Exercise requirements —
In the entries below, how many lines hold the string "Volt"? Answer with the number only.

Records to use —
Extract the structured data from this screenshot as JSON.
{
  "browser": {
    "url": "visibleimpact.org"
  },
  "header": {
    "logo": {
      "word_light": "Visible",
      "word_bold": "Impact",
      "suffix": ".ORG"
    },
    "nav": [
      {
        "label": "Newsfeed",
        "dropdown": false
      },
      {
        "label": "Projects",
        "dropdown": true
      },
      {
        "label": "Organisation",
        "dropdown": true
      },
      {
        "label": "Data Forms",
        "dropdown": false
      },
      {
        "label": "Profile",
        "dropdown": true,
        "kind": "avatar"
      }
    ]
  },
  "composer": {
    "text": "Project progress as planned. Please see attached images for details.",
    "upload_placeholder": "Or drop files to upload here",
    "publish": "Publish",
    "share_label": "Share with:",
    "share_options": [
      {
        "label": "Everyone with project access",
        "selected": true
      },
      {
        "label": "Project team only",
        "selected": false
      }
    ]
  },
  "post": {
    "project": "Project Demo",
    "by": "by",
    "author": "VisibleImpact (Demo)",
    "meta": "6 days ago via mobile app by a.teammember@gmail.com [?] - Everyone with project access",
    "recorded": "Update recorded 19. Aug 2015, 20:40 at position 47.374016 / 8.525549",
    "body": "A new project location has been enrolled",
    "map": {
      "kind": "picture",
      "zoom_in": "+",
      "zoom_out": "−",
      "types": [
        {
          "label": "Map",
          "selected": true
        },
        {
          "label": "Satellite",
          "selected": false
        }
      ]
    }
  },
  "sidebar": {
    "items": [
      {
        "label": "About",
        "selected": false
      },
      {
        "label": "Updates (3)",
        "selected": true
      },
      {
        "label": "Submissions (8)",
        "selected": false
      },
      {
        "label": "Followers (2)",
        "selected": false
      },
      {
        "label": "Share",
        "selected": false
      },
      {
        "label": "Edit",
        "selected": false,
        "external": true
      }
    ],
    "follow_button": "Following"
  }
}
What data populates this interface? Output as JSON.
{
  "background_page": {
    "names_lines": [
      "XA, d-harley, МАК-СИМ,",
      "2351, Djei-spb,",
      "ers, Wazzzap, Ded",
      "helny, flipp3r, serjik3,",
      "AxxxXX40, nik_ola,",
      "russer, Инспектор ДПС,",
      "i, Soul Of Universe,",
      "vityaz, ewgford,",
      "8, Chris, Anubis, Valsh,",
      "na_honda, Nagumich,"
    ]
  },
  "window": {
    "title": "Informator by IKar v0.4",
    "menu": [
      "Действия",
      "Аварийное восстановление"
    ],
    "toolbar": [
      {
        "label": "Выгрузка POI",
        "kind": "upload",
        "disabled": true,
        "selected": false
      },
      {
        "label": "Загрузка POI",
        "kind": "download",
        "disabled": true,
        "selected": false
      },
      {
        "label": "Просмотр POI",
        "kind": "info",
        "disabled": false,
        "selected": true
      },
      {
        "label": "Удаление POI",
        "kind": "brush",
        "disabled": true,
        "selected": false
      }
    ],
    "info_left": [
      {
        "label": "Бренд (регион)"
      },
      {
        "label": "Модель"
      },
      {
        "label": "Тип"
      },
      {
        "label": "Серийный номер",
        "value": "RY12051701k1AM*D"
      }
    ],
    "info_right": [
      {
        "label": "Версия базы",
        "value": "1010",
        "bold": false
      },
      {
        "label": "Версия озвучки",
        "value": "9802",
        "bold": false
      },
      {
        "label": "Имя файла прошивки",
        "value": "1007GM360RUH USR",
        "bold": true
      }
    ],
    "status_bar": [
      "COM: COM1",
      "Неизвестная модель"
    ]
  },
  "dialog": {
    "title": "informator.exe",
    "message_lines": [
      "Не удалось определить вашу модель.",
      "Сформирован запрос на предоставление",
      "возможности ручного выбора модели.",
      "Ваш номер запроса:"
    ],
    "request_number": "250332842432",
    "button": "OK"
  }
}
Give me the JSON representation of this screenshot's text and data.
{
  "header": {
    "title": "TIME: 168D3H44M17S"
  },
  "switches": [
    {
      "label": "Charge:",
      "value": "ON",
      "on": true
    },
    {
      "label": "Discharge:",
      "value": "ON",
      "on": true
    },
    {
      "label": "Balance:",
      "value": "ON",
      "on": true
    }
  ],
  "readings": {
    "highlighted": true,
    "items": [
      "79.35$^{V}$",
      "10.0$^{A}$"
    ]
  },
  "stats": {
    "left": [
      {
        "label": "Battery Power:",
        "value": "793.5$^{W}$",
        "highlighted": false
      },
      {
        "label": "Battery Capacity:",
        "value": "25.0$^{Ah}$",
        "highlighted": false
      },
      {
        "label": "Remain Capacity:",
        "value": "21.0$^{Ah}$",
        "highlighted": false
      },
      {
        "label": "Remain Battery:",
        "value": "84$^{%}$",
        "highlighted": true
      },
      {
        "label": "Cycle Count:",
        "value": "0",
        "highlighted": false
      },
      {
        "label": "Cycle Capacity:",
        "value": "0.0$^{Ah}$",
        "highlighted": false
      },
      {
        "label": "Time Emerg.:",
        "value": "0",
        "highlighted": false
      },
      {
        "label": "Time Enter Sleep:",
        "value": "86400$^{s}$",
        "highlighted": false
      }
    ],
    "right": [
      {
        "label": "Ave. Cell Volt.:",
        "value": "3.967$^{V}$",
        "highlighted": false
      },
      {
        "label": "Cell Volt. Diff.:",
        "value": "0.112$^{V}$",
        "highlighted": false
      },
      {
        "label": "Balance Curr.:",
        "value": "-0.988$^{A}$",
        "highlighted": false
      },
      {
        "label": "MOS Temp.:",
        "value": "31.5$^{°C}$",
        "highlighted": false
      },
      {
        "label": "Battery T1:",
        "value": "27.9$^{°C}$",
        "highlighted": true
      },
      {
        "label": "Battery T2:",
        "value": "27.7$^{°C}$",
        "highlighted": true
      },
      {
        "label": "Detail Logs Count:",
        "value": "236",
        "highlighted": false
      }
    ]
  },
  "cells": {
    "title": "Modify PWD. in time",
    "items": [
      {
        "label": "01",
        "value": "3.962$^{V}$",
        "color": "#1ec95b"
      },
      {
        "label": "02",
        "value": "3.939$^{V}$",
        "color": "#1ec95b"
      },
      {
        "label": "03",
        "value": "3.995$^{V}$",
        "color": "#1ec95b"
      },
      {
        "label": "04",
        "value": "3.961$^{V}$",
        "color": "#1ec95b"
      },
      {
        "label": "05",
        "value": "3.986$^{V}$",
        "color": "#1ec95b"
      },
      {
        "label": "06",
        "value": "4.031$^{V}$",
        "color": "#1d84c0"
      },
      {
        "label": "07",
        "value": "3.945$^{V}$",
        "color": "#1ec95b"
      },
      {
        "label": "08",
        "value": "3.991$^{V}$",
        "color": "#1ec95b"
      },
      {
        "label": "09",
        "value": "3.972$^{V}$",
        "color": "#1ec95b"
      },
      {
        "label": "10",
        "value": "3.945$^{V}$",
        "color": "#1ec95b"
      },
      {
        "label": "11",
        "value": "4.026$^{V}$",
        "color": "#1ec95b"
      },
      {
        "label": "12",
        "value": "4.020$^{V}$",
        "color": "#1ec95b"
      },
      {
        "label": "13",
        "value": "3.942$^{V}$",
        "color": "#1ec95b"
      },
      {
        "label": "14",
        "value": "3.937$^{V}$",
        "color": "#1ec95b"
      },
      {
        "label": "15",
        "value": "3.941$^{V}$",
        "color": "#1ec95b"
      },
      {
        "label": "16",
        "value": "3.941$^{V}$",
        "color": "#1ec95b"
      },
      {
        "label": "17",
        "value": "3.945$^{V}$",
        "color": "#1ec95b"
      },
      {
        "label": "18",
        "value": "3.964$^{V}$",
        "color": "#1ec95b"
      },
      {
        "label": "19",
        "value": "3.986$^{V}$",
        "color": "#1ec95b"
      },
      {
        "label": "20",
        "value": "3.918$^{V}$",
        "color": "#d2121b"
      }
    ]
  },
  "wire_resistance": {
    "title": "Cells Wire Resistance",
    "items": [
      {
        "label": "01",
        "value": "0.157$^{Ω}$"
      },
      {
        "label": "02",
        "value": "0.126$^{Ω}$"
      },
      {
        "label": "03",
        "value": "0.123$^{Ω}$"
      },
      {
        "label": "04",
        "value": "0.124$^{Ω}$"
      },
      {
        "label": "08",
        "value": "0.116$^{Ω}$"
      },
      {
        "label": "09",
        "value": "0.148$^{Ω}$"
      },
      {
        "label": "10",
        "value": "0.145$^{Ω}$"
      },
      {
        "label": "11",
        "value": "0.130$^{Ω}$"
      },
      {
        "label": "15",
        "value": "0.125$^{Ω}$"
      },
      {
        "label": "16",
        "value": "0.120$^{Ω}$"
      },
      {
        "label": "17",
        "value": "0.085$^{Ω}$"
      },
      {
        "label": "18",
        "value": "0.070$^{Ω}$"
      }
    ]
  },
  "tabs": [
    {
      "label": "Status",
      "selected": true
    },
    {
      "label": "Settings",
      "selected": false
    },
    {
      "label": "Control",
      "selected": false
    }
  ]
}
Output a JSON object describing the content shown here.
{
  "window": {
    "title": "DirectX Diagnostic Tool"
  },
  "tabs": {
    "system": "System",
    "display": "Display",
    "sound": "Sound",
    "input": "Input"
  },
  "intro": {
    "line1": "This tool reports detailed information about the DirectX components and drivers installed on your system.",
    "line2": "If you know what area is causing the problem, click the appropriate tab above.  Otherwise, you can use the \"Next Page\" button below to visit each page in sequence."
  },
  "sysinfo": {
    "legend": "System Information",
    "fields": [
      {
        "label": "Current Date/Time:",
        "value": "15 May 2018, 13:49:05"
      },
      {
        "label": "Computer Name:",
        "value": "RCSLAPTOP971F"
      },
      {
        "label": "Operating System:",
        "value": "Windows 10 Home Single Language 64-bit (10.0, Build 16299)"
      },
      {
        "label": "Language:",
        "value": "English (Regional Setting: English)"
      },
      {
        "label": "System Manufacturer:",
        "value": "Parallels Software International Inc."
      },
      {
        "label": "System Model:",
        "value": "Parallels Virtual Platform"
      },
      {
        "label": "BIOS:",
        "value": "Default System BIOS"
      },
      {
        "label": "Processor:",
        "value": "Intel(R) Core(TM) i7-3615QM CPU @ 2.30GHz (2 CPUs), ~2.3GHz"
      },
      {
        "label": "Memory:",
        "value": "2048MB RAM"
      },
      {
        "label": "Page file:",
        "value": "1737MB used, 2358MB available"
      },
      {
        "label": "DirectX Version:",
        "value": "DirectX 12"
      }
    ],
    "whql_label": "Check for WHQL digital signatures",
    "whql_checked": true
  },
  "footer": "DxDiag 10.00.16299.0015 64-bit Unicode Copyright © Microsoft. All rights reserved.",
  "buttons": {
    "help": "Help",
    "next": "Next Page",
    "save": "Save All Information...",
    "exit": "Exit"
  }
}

Exercise answer —
2